◆ **Exercise details**
No pictures belong in the copy, but every line of the material below must be reproduced exactly.

◆ **Records for the exercise**
#####
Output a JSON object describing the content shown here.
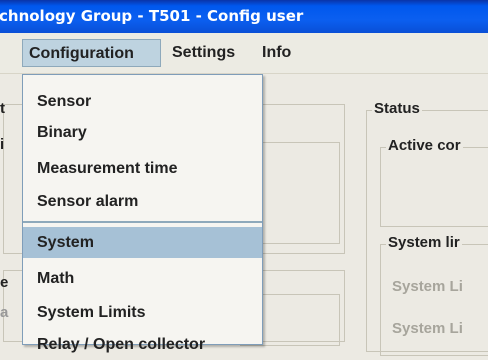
{
  "window": {
    "title": "chnology Group - T501 - Config user"
  },
  "menubar": {
    "items": [
      {
        "label": "Configuration"
      },
      {
        "label": "Settings"
      },
      {
        "label": "Info"
      }
    ]
  },
  "dropdown": {
    "items": [
      {
        "label": "Sensor"
      },
      {
        "label": "Binary"
      },
      {
        "label": "Measurement time"
      },
      {
        "label": "Sensor alarm"
      },
      {
        "label": "System",
        "selected": true
      },
      {
        "label": "Math"
      },
      {
        "label": "System Limits"
      },
      {
        "label": "Relay / Open collector"
      }
    ]
  },
  "panels": {
    "status": {
      "label": "Status"
    },
    "active_config": {
      "label": "Active cor"
    },
    "system_limits": {
      "label": "System lir"
    },
    "disabled_fields": [
      {
        "label": "System Li"
      },
      {
        "label": "System Li"
      }
    ]
  },
  "left_edge": {
    "chars": [
      "t",
      "i",
      "e",
      "a"
    ]
  },
  "colors": {
    "titlebar": "#0b5ff0",
    "menu_active": "#bed3e0",
    "item_selected": "#a6c1d6"
  }
}
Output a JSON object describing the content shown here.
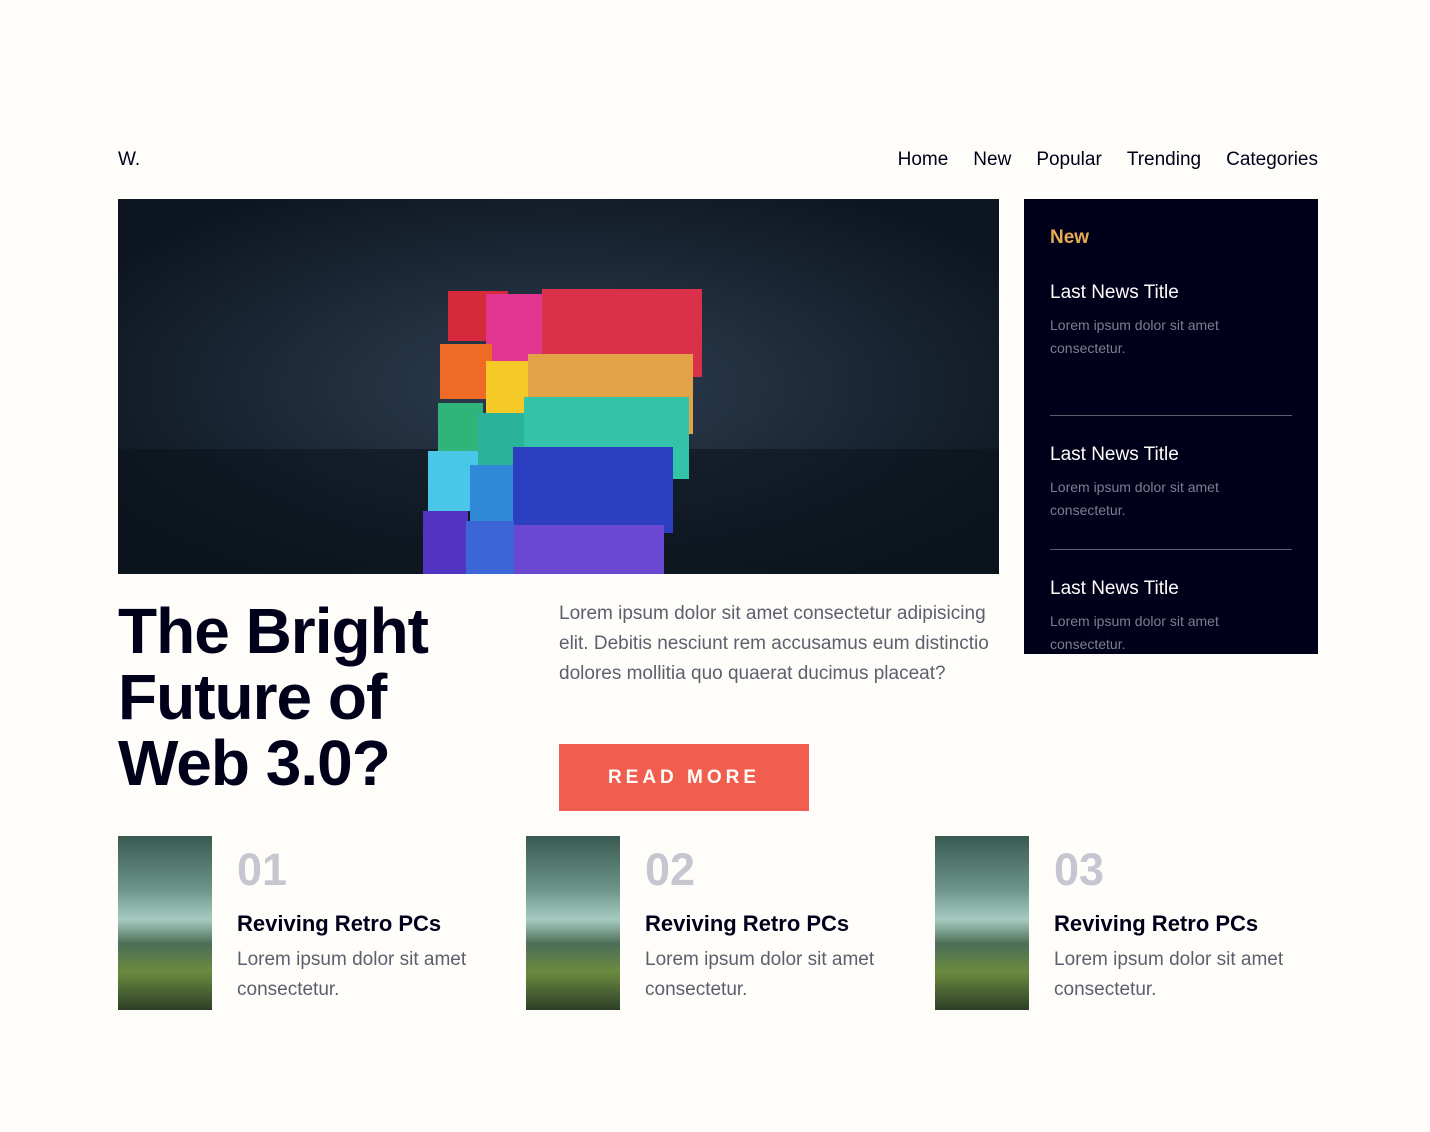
{
  "header": {
    "logo": "W.",
    "nav": [
      "Home",
      "New",
      "Popular",
      "Trending",
      "Categories"
    ]
  },
  "hero": {
    "title_line1": "The Bright",
    "title_line2": "Future of",
    "title_line3": "Web 3.0?",
    "text": "Lorem ipsum dolor sit amet consectetur adipisicing elit. Debitis nesciunt rem accusamus eum distinctio dolores mollitia quo quaerat ducimus placeat?",
    "button": "READ MORE"
  },
  "sidebar": {
    "heading": "New",
    "items": [
      {
        "title": "Last News Title",
        "desc": "Lorem ipsum dolor sit amet consectetur."
      },
      {
        "title": "Last News Title",
        "desc": "Lorem ipsum dolor sit amet consectetur."
      },
      {
        "title": "Last News Title",
        "desc": "Lorem ipsum dolor sit amet consectetur."
      }
    ]
  },
  "cards": [
    {
      "num": "01",
      "title": "Reviving Retro PCs",
      "desc": "Lorem ipsum dolor sit amet consectetur."
    },
    {
      "num": "02",
      "title": "Reviving Retro PCs",
      "desc": "Lorem ipsum dolor sit amet consectetur."
    },
    {
      "num": "03",
      "title": "Reviving Retro PCs",
      "desc": "Lorem ipsum dolor sit amet consectetur."
    }
  ],
  "colors": {
    "background": "#fffdf9",
    "dark": "#00001a",
    "accent": "#f15e50",
    "highlight": "#e9ab53",
    "muted": "#5d5f6d"
  }
}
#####
◆ **Your response**
Output a JSON object describing the content shown here.
{
  "window": {
    "title": "chnology Group - T501 - Config user"
  },
  "menubar": {
    "items": [
      {
        "label": "Configuration"
      },
      {
        "label": "Settings"
      },
      {
        "label": "Info"
      }
    ]
  },
  "dropdown": {
    "items": [
      {
        "label": "Sensor"
      },
      {
        "label": "Binary"
      },
      {
        "label": "Measurement time"
      },
      {
        "label": "Sensor alarm"
      },
      {
        "label": "System",
        "selected": true
      },
      {
        "label": "Math"
      },
      {
        "label": "System Limits"
      },
      {
        "label": "Relay / Open collector"
      }
    ]
  },
  "panels": {
    "status": {
      "label": "Status"
    },
    "active_config": {
      "label": "Active cor"
    },
    "system_limits": {
      "label": "System lir"
    },
    "disabled_fields": [
      {
        "label": "System Li"
      },
      {
        "label": "System Li"
      }
    ]
  },
  "left_edge": {
    "chars": [
      "t",
      "i",
      "e",
      "a"
    ]
  },
  "colors": {
    "titlebar": "#0b5ff0",
    "menu_active": "#bed3e0",
    "item_selected": "#a6c1d6"
  }
}
Output a JSON object describing the content shown here.
{
  "header": {
    "logo": "W.",
    "nav": [
      "Home",
      "New",
      "Popular",
      "Trending",
      "Categories"
    ]
  },
  "hero": {
    "title_line1": "The Bright",
    "title_line2": "Future of",
    "title_line3": "Web 3.0?",
    "text": "Lorem ipsum dolor sit amet consectetur adipisicing elit. Debitis nesciunt rem accusamus eum distinctio dolores mollitia quo quaerat ducimus placeat?",
    "button": "READ MORE"
  },
  "sidebar": {
    "heading": "New",
    "items": [
      {
        "title": "Last News Title",
        "desc": "Lorem ipsum dolor sit amet consectetur."
      },
      {
        "title": "Last News Title",
        "desc": "Lorem ipsum dolor sit amet consectetur."
      },
      {
        "title": "Last News Title",
        "desc": "Lorem ipsum dolor sit amet consectetur."
      }
    ]
  },
  "cards": [
    {
      "num": "01",
      "title": "Reviving Retro PCs",
      "desc": "Lorem ipsum dolor sit amet consectetur."
    },
    {
      "num": "02",
      "title": "Reviving Retro PCs",
      "desc": "Lorem ipsum dolor sit amet consectetur."
    },
    {
      "num": "03",
      "title": "Reviving Retro PCs",
      "desc": "Lorem ipsum dolor sit amet consectetur."
    }
  ],
  "colors": {
    "background": "#fffdf9",
    "dark": "#00001a",
    "accent": "#f15e50",
    "highlight": "#e9ab53",
    "muted": "#5d5f6d"
  }
}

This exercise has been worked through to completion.